• **Exercise brief**
Write the records out once more. Leave each line exactly as given.

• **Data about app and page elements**
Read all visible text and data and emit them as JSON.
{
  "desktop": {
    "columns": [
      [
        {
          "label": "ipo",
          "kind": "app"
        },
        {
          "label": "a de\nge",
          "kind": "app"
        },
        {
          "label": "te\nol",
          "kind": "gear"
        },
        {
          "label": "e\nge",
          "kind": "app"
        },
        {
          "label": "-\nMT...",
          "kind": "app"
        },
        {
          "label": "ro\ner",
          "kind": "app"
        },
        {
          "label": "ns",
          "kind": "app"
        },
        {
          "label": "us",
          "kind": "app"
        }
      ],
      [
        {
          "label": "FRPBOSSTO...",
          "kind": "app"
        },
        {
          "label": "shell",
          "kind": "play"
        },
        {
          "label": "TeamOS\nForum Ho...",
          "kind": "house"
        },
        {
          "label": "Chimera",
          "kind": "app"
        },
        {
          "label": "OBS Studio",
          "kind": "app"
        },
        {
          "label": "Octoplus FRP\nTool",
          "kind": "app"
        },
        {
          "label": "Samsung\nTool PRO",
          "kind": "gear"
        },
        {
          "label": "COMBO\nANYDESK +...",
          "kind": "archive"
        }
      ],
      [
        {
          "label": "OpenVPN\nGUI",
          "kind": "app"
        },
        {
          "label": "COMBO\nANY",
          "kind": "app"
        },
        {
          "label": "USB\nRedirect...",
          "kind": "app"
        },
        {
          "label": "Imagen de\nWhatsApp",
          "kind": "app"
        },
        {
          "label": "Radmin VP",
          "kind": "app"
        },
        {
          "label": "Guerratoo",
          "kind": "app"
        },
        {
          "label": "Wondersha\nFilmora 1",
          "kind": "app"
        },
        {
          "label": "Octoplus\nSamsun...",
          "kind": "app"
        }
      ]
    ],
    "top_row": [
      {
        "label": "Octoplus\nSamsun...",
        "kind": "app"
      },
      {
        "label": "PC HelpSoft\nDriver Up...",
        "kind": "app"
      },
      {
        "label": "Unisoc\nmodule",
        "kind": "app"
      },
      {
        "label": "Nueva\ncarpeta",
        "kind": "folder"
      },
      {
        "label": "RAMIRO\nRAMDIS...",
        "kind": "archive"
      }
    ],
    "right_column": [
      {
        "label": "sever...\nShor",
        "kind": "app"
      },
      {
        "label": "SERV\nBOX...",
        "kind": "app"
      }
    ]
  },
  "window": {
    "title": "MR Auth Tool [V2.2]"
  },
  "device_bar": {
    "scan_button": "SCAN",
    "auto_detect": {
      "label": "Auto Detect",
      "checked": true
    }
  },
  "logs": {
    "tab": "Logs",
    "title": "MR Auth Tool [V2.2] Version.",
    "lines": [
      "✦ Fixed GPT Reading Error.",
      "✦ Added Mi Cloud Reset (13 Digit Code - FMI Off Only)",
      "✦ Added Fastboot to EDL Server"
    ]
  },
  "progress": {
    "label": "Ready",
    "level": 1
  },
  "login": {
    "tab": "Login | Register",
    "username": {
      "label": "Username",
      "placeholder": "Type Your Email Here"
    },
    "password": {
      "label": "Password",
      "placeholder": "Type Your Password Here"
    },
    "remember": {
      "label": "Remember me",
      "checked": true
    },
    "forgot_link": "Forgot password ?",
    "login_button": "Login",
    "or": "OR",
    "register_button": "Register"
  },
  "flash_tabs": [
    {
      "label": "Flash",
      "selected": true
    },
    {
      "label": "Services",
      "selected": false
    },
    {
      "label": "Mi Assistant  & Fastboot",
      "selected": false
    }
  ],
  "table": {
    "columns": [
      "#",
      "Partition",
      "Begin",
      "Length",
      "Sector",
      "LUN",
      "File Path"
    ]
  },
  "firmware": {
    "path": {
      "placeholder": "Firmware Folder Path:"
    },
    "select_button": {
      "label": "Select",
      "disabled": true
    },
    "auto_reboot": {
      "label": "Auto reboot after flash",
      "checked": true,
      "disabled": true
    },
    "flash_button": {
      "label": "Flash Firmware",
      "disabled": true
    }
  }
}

• **Answer space**
Read all visible text and data and emit them as JSON.
{
  "desktop": {
    "columns": [
      [
        {
          "label": "ipo",
          "kind": "app"
        },
        {
          "label": "a de\nge",
          "kind": "app"
        },
        {
          "label": "te\nol",
          "kind": "gear"
        },
        {
          "label": "e\nge",
          "kind": "app"
        },
        {
          "label": "-\nMT...",
          "kind": "app"
        },
        {
          "label": "ro\ner",
          "kind": "app"
        },
        {
          "label": "ns",
          "kind": "app"
        },
        {
          "label": "us",
          "kind": "app"
        }
      ],
      [
        {
          "label": "FRPBOSSTO...",
          "kind": "app"
        },
        {
          "label": "shell",
          "kind": "play"
        },
        {
          "label": "TeamOS\nForum Ho...",
          "kind": "house"
        },
        {
          "label": "Chimera",
          "kind": "app"
        },
        {
          "label": "OBS Studio",
          "kind": "app"
        },
        {
          "label": "Octoplus FRP\nTool",
          "kind": "app"
        },
        {
          "label": "Samsung\nTool PRO",
          "kind": "gear"
        },
        {
          "label": "COMBO\nANYDESK +...",
          "kind": "archive"
        }
      ],
      [
        {
          "label": "OpenVPN\nGUI",
          "kind": "app"
        },
        {
          "label": "COMBO\nANY",
          "kind": "app"
        },
        {
          "label": "USB\nRedirect...",
          "kind": "app"
        },
        {
          "label": "Imagen de\nWhatsApp",
          "kind": "app"
        },
        {
          "label": "Radmin VP",
          "kind": "app"
        },
        {
          "label": "Guerratoo",
          "kind": "app"
        },
        {
          "label": "Wondersha\nFilmora 1",
          "kind": "app"
        },
        {
          "label": "Octoplus\nSamsun...",
          "kind": "app"
        }
      ]
    ],
    "top_row": [
      {
        "label": "Octoplus\nSamsun...",
        "kind": "app"
      },
      {
        "label": "PC HelpSoft\nDriver Up...",
        "kind": "app"
      },
      {
        "label": "Unisoc\nmodule",
        "kind": "app"
      },
      {
        "label": "Nueva\ncarpeta",
        "kind": "folder"
      },
      {
        "label": "RAMIRO\nRAMDIS...",
        "kind": "archive"
      }
    ],
    "right_column": [
      {
        "label": "sever...\nShor",
        "kind": "app"
      },
      {
        "label": "SERV\nBOX...",
        "kind": "app"
      }
    ]
  },
  "window": {
    "title": "MR Auth Tool [V2.2]"
  },
  "device_bar": {
    "scan_button": "SCAN",
    "auto_detect": {
      "label": "Auto Detect",
      "checked": true
    }
  },
  "logs": {
    "tab": "Logs",
    "title": "MR Auth Tool [V2.2] Version.",
    "lines": [
      "✦ Fixed GPT Reading Error.",
      "✦ Added Mi Cloud Reset (13 Digit Code - FMI Off Only)",
      "✦ Added Fastboot to EDL Server"
    ]
  },
  "progress": {
    "label": "Ready",
    "level": 1
  },
  "login": {
    "tab": "Login | Register",
    "username": {
      "label": "Username",
      "placeholder": "Type Your Email Here"
    },
    "password": {
      "label": "Password",
      "placeholder": "Type Your Password Here"
    },
    "remember": {
      "label": "Remember me",
      "checked": true
    },
    "forgot_link": "Forgot password ?",
    "login_button": "Login",
    "or": "OR",
    "register_button": "Register"
  },
  "flash_tabs": [
    {
      "label": "Flash",
      "selected": true
    },
    {
      "label": "Services",
      "selected": false
    },
    {
      "label": "Mi Assistant  & Fastboot",
      "selected": false
    }
  ],
  "table": {
    "columns": [
      "#",
      "Partition",
      "Begin",
      "Length",
      "Sector",
      "LUN",
      "File Path"
    ]
  },
  "firmware": {
    "path": {
      "placeholder": "Firmware Folder Path:"
    },
    "select_button": {
      "label": "Select",
      "disabled": true
    },
    "auto_reboot": {
      "label": "Auto reboot after flash",
      "checked": true,
      "disabled": true
    },
    "flash_button": {
      "label": "Flash Firmware",
      "disabled": true
    }
  }
}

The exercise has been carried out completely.